Segment Start: RECORDS TO PROCESS

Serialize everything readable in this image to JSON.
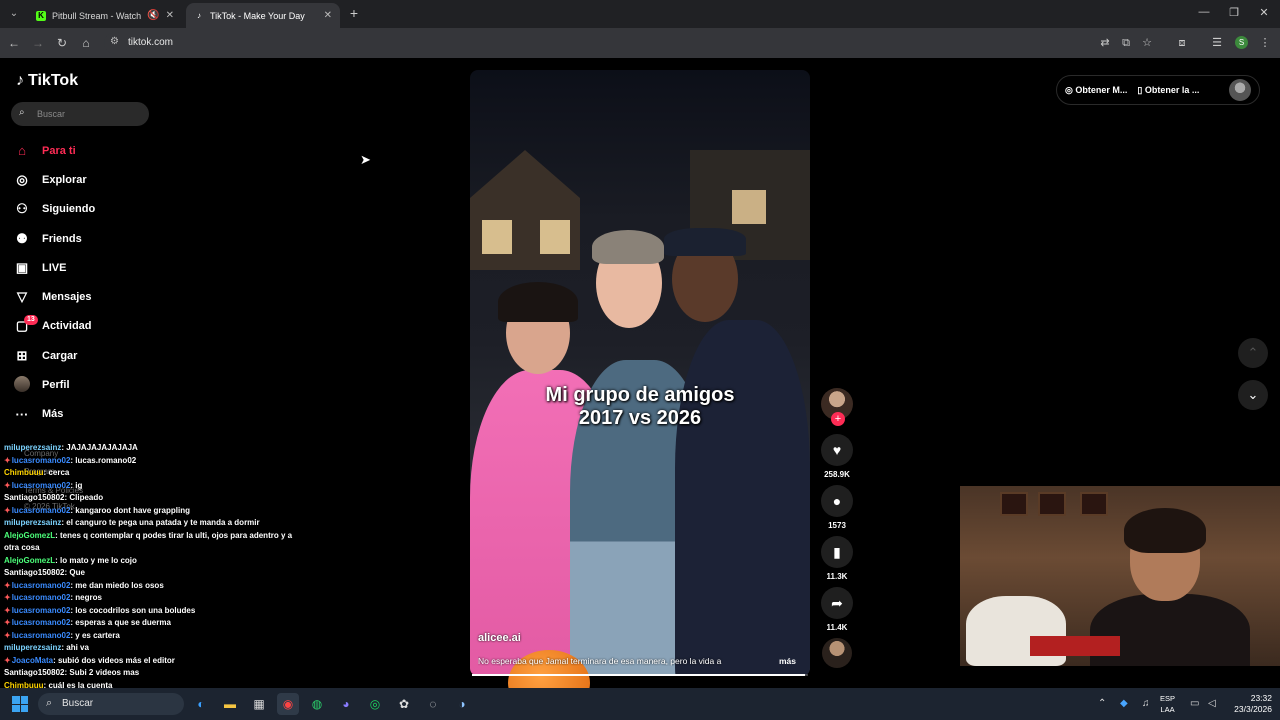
{
  "browser": {
    "tabs": [
      {
        "title": "Pitbull Stream - Watch Live",
        "favicon": "K",
        "color": "#53fc18"
      },
      {
        "title": "TikTok - Make Your Day",
        "favicon": "♪",
        "color": "#ffffff"
      }
    ],
    "url": "tiktok.com"
  },
  "tiktok": {
    "logo": "TikTok",
    "search_placeholder": "Buscar",
    "nav": [
      {
        "label": "Para ti",
        "icon": "home-icon",
        "active": true
      },
      {
        "label": "Explorar",
        "icon": "compass-icon"
      },
      {
        "label": "Siguiendo",
        "icon": "following-icon"
      },
      {
        "label": "Friends",
        "icon": "friends-icon"
      },
      {
        "label": "LIVE",
        "icon": "live-icon"
      },
      {
        "label": "Mensajes",
        "icon": "messages-icon"
      },
      {
        "label": "Actividad",
        "icon": "activity-icon",
        "badge": "13"
      },
      {
        "label": "Cargar",
        "icon": "upload-icon"
      },
      {
        "label": "Perfil",
        "icon": "avatar"
      },
      {
        "label": "Más",
        "icon": "more-icon"
      }
    ],
    "footer_ghost": [
      "Company",
      "Program",
      "Terms & Policies",
      "© 2026 TikTok"
    ],
    "top_buttons": {
      "get_coins": "Obtener M...",
      "get_app": "Obtener la ..."
    },
    "video": {
      "overlay_line1": "Mi grupo de amigos",
      "overlay_line2": "2017 vs 2026",
      "username": "alicee.ai",
      "description": "No esperaba que Jamal terminara de esa manera, pero la vida a",
      "more": "más",
      "progress": 0.99,
      "likes": "258.9K",
      "comments": "1573",
      "saves": "11.3K",
      "shares": "11.4K"
    }
  },
  "chat": [
    {
      "user": "miluperezsainz",
      "color": "#7cd3ff",
      "badges": false,
      "text": "JAJAJAJAJAJAJA"
    },
    {
      "user": "lucasromano02",
      "color": "#3a8bff",
      "badges": true,
      "text": "lucas.romano02"
    },
    {
      "user": "Chimbuuu",
      "color": "#ffd400",
      "badges": false,
      "text": "cerca"
    },
    {
      "user": "lucasromano02",
      "color": "#3a8bff",
      "badges": true,
      "text": "ig"
    },
    {
      "user": "Santiago150802",
      "color": "#ffffff",
      "badges": false,
      "text": "Clipeado"
    },
    {
      "user": "lucasromano02",
      "color": "#3a8bff",
      "badges": true,
      "text": "kangaroo dont have grappling"
    },
    {
      "user": "miluperezsainz",
      "color": "#7cd3ff",
      "badges": false,
      "text": "el canguro te pega una patada y te manda a dormir"
    },
    {
      "user": "AlejoGomezL",
      "color": "#4cff7a",
      "badges": false,
      "text": "tenes q contemplar q podes tirar la ulti, ojos para adentro y a"
    },
    {
      "user": "",
      "color": "#ffffff",
      "badges": false,
      "text": "otra cosa"
    },
    {
      "user": "AlejoGomezL",
      "color": "#4cff7a",
      "badges": false,
      "text": "lo mato y me lo cojo"
    },
    {
      "user": "Santiago150802",
      "color": "#ffffff",
      "badges": false,
      "text": "Que"
    },
    {
      "user": "lucasromano02",
      "color": "#3a8bff",
      "badges": true,
      "text": "me dan miedo los osos"
    },
    {
      "user": "lucasromano02",
      "color": "#3a8bff",
      "badges": true,
      "text": "negros"
    },
    {
      "user": "lucasromano02",
      "color": "#3a8bff",
      "badges": true,
      "text": "los cocodrilos son una boludes"
    },
    {
      "user": "lucasromano02",
      "color": "#3a8bff",
      "badges": true,
      "text": "esperas a que se duerma"
    },
    {
      "user": "lucasromano02",
      "color": "#3a8bff",
      "badges": true,
      "text": "y es cartera"
    },
    {
      "user": "miluperezsainz",
      "color": "#7cd3ff",
      "badges": false,
      "text": "ahi va"
    },
    {
      "user": "JoacoMata",
      "color": "#3a8bff",
      "badges": true,
      "text": "subió dos videos más el editor"
    },
    {
      "user": "Santiago150802",
      "color": "#ffffff",
      "badges": false,
      "text": "Subi 2 videos mas"
    },
    {
      "user": "Chimbuuu",
      "color": "#ffd400",
      "badges": false,
      "text": "cuál es la cuenta"
    }
  ],
  "taskbar": {
    "search_label": "Buscar",
    "lang_line1": "ESP",
    "lang_line2": "LAA",
    "time": "23:32",
    "date": "23/3/2026"
  }
}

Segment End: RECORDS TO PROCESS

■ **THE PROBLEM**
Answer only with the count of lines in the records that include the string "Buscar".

■ **RESPONSE**
2